Checklist For Inspecting Stone Masonry Failures
- Procedure code:
- Outdoor Sculpture Manual - Center For Public Buildings
- Last Modified:
CHECKLIST FOR INSPECTING STONE MASONRY FAILURES
This general checklist is an aid for inspecting the condition of
stone. It should be used as a supplement to the following:
04455-01-S, "Marble: Characteristics, Uses and Problems"
04465-01-S, "Granite: Characteristics, Uses and Problems"
04460-01-S, "Limestone: Characteristics, Uses and Problems"
NOTE: THE PRESENCE OF ANY OR SEVERAL OF THE CONDITIONS LISTED IN
THE FOLLOWING CHECKLIST IS AN INDICATION OF STONE PROBLEMS. AN
EXPERIENCED CONSERVATOR OR MASONRY EXPERT MAY BE NEEDED TO
DIAGNOSE ACTUAL CAUSES OF THE PROBLEMS AND SELECT OR PLAN AN
APPROPRIATE COURSE OF ACTION.
Assessments should address each type of stone present if multiple
1. Identify the stone type.
2. Examine the overall surface condition and appearance
considering elevation/exposure factors.
a. Note any staining.

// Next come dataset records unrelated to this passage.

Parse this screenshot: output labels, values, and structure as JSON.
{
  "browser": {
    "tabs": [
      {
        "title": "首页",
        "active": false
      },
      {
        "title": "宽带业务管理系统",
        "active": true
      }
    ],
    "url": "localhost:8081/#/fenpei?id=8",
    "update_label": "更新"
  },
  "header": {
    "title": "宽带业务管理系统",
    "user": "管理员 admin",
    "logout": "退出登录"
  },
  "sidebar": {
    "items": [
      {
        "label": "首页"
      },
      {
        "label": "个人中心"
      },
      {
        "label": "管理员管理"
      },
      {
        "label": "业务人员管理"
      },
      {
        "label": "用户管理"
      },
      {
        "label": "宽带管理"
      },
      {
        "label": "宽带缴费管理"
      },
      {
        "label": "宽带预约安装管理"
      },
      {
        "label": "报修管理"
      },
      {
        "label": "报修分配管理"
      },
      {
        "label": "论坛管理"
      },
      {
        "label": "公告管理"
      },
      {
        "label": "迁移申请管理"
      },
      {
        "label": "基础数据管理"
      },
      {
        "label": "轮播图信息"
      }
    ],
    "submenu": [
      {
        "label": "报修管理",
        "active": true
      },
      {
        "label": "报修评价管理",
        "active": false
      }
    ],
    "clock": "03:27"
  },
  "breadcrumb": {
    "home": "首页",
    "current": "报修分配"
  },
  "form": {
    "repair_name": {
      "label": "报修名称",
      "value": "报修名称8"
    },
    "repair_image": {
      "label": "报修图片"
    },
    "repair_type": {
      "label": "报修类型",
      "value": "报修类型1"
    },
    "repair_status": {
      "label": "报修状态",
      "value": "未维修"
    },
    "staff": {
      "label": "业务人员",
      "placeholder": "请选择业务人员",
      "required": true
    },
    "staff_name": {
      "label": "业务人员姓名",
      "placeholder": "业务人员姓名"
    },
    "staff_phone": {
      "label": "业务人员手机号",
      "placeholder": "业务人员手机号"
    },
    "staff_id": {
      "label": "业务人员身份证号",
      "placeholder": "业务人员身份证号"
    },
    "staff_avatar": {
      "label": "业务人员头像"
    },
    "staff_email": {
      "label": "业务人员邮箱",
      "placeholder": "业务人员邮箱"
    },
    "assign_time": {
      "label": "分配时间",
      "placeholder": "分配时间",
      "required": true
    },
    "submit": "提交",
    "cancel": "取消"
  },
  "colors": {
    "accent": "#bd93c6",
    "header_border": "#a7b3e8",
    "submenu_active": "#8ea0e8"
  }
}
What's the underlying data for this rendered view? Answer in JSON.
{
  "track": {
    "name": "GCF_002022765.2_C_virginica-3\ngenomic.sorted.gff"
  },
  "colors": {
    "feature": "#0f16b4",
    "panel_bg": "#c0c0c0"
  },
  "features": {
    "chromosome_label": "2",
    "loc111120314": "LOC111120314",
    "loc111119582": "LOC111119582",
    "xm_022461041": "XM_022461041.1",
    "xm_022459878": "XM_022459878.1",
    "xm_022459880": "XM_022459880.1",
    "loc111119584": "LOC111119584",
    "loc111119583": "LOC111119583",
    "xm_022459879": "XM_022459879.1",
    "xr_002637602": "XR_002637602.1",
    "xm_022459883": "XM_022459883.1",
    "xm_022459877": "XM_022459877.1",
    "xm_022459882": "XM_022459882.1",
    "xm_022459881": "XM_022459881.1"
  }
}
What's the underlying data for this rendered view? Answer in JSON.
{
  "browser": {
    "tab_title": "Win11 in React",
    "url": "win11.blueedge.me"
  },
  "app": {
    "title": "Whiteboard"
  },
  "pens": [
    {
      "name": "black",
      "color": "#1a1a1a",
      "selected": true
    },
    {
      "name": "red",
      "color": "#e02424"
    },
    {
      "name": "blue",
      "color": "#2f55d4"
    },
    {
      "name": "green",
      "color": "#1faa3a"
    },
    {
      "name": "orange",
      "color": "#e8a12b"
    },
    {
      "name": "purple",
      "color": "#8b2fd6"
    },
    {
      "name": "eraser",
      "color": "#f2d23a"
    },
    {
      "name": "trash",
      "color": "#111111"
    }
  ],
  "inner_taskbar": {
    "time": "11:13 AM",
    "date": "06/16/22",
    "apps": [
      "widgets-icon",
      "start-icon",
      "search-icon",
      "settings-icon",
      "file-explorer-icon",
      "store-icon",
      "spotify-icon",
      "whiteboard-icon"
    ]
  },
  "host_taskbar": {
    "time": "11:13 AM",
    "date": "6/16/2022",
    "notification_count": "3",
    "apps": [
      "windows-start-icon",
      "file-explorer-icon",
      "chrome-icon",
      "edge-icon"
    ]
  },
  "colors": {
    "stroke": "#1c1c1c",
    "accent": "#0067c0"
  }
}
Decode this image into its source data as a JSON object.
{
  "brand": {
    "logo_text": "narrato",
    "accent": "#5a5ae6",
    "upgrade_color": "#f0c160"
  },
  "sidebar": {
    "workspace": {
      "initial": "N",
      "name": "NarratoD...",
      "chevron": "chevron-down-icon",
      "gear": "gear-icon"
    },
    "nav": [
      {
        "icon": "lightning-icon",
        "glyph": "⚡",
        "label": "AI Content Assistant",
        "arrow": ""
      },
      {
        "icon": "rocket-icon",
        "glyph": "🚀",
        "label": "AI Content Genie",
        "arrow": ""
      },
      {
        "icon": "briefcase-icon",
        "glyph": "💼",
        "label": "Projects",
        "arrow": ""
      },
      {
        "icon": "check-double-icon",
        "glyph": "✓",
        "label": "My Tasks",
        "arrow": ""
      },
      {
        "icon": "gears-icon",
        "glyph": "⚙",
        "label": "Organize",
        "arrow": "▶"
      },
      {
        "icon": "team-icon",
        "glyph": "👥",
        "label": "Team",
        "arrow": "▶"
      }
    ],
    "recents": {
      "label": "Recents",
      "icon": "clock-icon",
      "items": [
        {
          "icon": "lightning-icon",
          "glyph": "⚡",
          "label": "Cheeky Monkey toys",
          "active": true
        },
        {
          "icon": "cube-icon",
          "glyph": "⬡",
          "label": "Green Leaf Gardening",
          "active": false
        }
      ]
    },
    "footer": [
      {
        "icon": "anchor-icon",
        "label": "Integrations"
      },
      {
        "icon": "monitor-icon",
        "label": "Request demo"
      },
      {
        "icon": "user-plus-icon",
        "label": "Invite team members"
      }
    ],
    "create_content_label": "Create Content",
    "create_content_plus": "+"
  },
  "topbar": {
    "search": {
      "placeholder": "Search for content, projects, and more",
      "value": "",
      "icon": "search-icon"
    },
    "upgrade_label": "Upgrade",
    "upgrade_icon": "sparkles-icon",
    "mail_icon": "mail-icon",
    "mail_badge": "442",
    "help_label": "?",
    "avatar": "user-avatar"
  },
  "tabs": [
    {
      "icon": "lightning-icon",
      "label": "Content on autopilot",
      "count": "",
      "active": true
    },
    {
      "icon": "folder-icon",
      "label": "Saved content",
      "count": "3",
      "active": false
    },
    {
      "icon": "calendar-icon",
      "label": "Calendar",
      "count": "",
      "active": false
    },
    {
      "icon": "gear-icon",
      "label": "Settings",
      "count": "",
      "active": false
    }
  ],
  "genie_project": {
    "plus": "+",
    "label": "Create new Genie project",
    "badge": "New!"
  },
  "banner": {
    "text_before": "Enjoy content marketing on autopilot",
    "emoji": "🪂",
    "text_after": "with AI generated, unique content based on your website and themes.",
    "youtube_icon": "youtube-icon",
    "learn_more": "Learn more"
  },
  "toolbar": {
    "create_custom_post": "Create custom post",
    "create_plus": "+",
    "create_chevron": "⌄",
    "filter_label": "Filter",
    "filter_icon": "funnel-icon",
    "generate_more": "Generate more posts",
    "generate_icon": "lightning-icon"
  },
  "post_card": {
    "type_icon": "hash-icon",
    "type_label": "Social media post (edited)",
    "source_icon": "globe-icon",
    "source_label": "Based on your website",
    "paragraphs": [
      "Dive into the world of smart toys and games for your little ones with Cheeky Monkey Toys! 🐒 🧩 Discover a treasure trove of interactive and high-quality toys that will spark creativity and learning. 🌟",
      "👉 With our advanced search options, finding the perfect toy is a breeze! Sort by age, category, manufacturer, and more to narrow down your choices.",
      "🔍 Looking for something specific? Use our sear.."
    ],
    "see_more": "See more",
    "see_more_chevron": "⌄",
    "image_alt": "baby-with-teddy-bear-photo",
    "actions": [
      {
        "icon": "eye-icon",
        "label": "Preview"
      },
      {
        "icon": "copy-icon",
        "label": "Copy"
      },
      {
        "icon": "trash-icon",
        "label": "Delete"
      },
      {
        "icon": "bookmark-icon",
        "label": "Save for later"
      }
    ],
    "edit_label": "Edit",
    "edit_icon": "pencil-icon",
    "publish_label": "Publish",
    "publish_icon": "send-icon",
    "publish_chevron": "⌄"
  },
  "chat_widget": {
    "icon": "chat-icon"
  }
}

1) Note nature and color of staining (i.e. orange
stains, green stains, etc.)
2) Note extent and location of staining or crusting
b. Inspect structural soundness of the stone. Note extent
and location of:
3) Block Movement
4) Pointing failure
c. Examine the condition of caulking. Note nature, location
and extent of:
d. Examine the condition of coatings. Note nature and
location of any surface coatings. Look for:
1) Pigment residue
2) Reservoir appearance
3) Partial erosion
4) Cracks and crazing of coating
e. Note the location and condition of areas where water
collects and ponds. Look for:
1) Standing water
3) Pockets and perforations
f. Note any loss of finish surface as evidenced by flaking
1) Peeling and flaking usually follow uncorrected
efflorescence or sub-florescence and represent a
more advanced stage of failure.
2) It is likely that some degree of rust or corrosion
will be evident in areas left unprotected as a
result of coatings loss through flaking.
3) Note extent and location of peeling and/or flaking.
4) Is it localized or general?
g. Note any areas showing signs of erosion and/or wear.
1) Note nature and location of any wear or erosion.
a) Distinguish between erosion caused by
environmental factors and normal exposure,
versus that caused by human factors such as
touching or vandalism.
b) Carefully monitor and record all noted areas
of erosion and wear, and notes on the location
of eroded areas will aid in planning for the
protection of the stone.
h. Note the presence of graffiti.
1) Identify the type of material used, such as paint,
grease, lipstick, marker, scratches, etc.
2) Note the general pattern and area of graffiti.
i. Note any structural and/or mechanical problems.
1) Examine surfaces for evidence of movement, cracks
and breaks in the surface. Look for:
a) Hairline cracks/Crevices. Are they active?
b) Structural Cracks. Are they active? Many
need monitoring (see 04200-02-S "Monitoring
and Evaluating Cracks in Masonry")
c) Broken and/or missing pieces.
2) Damaged joints.
END OF SECTION